Work required → Where the string "JSON" occurs in a line of the entries below, copy that line.

Source material →
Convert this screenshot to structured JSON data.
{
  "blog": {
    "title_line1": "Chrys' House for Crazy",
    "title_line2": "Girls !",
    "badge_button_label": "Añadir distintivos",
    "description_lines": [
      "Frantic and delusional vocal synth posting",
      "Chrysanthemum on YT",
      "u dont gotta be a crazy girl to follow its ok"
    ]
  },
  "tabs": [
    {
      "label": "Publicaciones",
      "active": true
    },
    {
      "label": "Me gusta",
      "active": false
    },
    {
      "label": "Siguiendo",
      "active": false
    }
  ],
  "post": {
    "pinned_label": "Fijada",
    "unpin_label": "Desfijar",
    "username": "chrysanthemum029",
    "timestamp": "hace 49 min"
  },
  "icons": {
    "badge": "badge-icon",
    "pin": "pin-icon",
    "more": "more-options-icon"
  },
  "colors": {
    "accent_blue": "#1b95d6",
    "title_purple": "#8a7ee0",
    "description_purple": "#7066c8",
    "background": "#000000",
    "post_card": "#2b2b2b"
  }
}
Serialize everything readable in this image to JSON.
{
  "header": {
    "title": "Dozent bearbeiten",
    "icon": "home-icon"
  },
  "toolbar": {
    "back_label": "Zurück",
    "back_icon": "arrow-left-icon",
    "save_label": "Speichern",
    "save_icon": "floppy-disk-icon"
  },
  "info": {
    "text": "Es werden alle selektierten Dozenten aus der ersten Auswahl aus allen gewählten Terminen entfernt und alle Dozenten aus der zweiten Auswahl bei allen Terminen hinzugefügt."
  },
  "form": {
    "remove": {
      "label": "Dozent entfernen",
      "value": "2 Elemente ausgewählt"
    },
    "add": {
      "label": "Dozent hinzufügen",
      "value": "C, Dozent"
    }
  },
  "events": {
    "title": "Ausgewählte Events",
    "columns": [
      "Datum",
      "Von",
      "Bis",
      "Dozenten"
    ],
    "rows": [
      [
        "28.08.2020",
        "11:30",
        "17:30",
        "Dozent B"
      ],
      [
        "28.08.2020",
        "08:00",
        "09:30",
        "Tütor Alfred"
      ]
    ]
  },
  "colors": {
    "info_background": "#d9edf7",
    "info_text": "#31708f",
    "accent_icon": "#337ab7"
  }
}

Task output →
Convert this screenshot to structured JSON data.
Serialize everything readable in this image to JSON.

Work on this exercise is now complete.